Employers need to aim for a work/life blend model which offers workers total flexible working, at a pace suitable for each individual. It’s all about controlling your hours, not just where you sit when you arrive at work, and this means that that a strategy which supports flexible working must extend to ensuring people are afforded a high degree of trust.
The impact of technology on work is nothing new, and as yet there’s no real evidence that it will reduce the number of jobs but they may certainly be different jobs from before; after all, who visits a travel agent these days?
But as things change, we must not be preoccupied by an idea that this is the first time people have been afraid of new technology, just ask the luddites – and as the industrial revolution proved, human beings are adaptable.

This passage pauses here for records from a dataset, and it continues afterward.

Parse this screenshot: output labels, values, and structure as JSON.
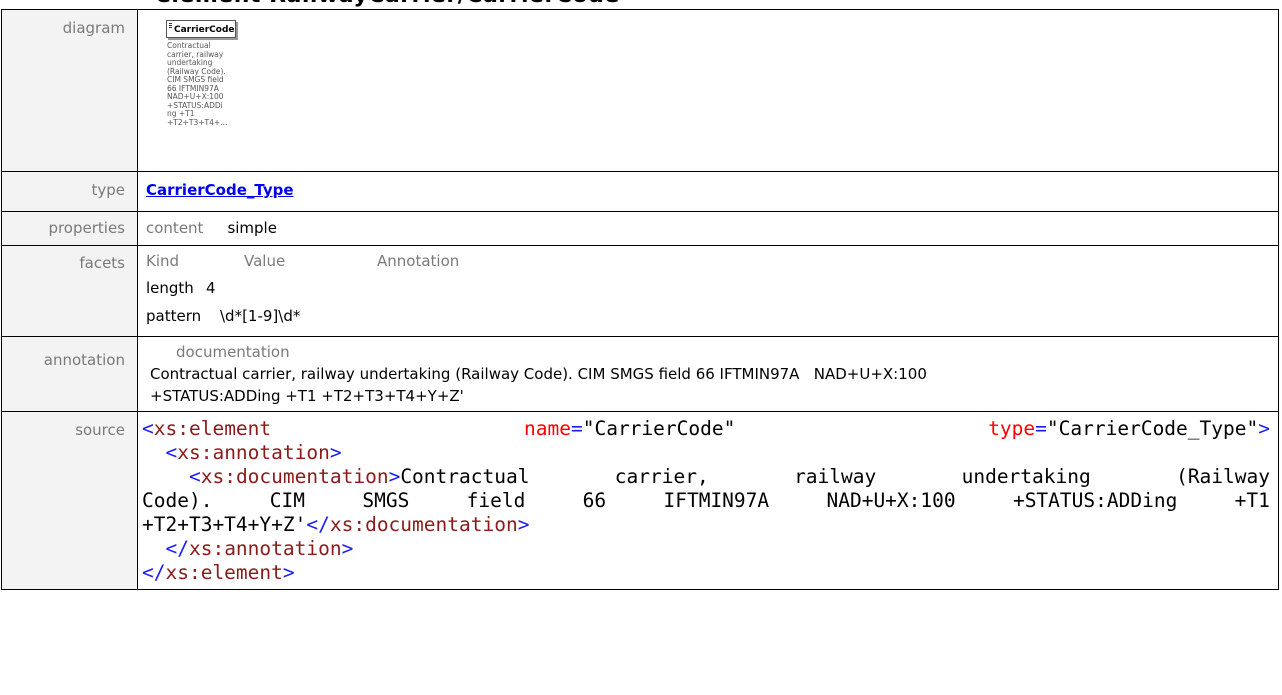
{
  "rows": {
    "diagram": {
      "label": "diagram",
      "box_title": "CarrierCode",
      "box_text": "Contractual\ncarrier, railway\nundertaking\n(Railway Code).\nCIM SMGS field\n66 IFTMIN97A\nNAD+U+X:100\n+STATUS:ADDi\nng +T1\n+T2+T3+T4+..."
    },
    "type": {
      "label": "type",
      "link": "CarrierCode_Type"
    },
    "properties": {
      "label": "properties",
      "key": "content",
      "value": "simple"
    },
    "facets": {
      "label": "facets",
      "headers": [
        "Kind",
        "Value",
        "Annotation"
      ],
      "rows": [
        {
          "kind": "length",
          "value": "4"
        },
        {
          "kind": "pattern",
          "value": "\\d*[1-9]\\d*"
        }
      ]
    },
    "annotation": {
      "label": "annotation",
      "key": "documentation",
      "line1": "Contractual carrier, railway undertaking (Railway Code). CIM SMGS field 66 IFTMIN97A   NAD+U+X:100",
      "line2": "+STATUS:ADDing +T1 +T2+T3+T4+Y+Z'"
    },
    "source": {
      "label": "source",
      "open_lt": "<",
      "tag_element": "xs:element",
      "attr_name": "name",
      "val_name": "\"CarrierCode\"",
      "attr_type": "type",
      "val_type": "\"CarrierCode_Type\"",
      "gt": ">",
      "eq": "=",
      "tag_annotation": "xs:annotation",
      "tag_documentation": "xs:documentation",
      "doc_line1_words": [
        "Contractual",
        "carrier,",
        "railway",
        "undertaking",
        "(Railway"
      ],
      "doc_line2_words": [
        "Code).",
        "CIM",
        "SMGS",
        "field",
        "66",
        "IFTMIN97A",
        "NAD+U+X:100",
        "+STATUS:ADDing",
        "+T1"
      ],
      "doc_line3_text": "+T2+T3+T4+Y+Z'",
      "close_doc": "</",
      "close_annotation_lt": "</",
      "close_element_lt": "</"
    }
  }
}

For example, engineers no longer just wield tools, they’re utilising an increasingly sophisticated arsenal of digital communications devices which should help streamline their service delivery. However, while improving performance is a prerequisite of digital disruption, we must then ask the question, if all work is being pushed upwards to require a higher degree of skill, is enough being done to upskill the workforce?
This is where employers need to explore the concept of ‘blue sky thinking’ which put another way means using more creativity when pondering how to solve an issue. In practical terms this means that when hiring new graduates, don’t concentrate only on those from red brick universities, perhaps those from the lower tier of academia have as much, if not more to offer, especially as they’re likely to be people who’ve had to fight harder to make it into third tiered education?
Hiring qualified women who left work to have families is another obvious solution to the hiring and skills crisis. Employers need to offer these valuable recruits flexible hours and not resort to a nine-to-five pattern which was invented long before computers, let alone digital connectivity.
And what about hiring people with real talent for crunching data, but perhaps who are challenged with sensory issues? Can’t the workplace be managed to accommodate them?
Wherever you find your knowledge workers keep in mind that the workplace of the future will be more diverse – not necessarily for social justice though that’s a bonus – but for necessity.
Designing for digital disruption
All of these demographic changes paint a landscape of fundamental change to the workplace which will not only affect the way we manage our people but also the demands of the places that we work.
This is why some leading organisations are implementing truly agile working environments; designing offices which offer areas to concentrate; areas to collaborate and crucially, even the large corporates are embracing co-working spaces, shared with smaller external organisations.
This trend is driven by the need to cap the costs of real estate but also as a reflection of the fact that digital technology has made it so much easier for people to work just about anywhere – whether they are the CEO or an employee in a start-up.
Co-working is disrupting CRE but real estate itself is also being disrupted as it’s increasingly being seen by the c suite as more than just a space but – when fitted out to encourage productivity and collaboration, an asset which adds value to the organisation by increasing the average lifecycle of its knowledge workers.
Never lose the focus that the purpose of CRE is to make an organisation attractive to its people, as going back to those knowledge worker statistics (above) if you lose your people, you lose their value. This is why employee engagement is such a huge area and why the business health agenda is growing rapidly as organisations increasingly concentrate on improving their wellbeing, whether it’s via a better work/life balance or creating a holistically designed workspace.
So when you scratch the surface of the employee lifecycle – the true task is in creating engaging places to work which are people centric.
The 2017 Smartworking Summit events from Quora Consulting will be on 7th June, and 28th September in London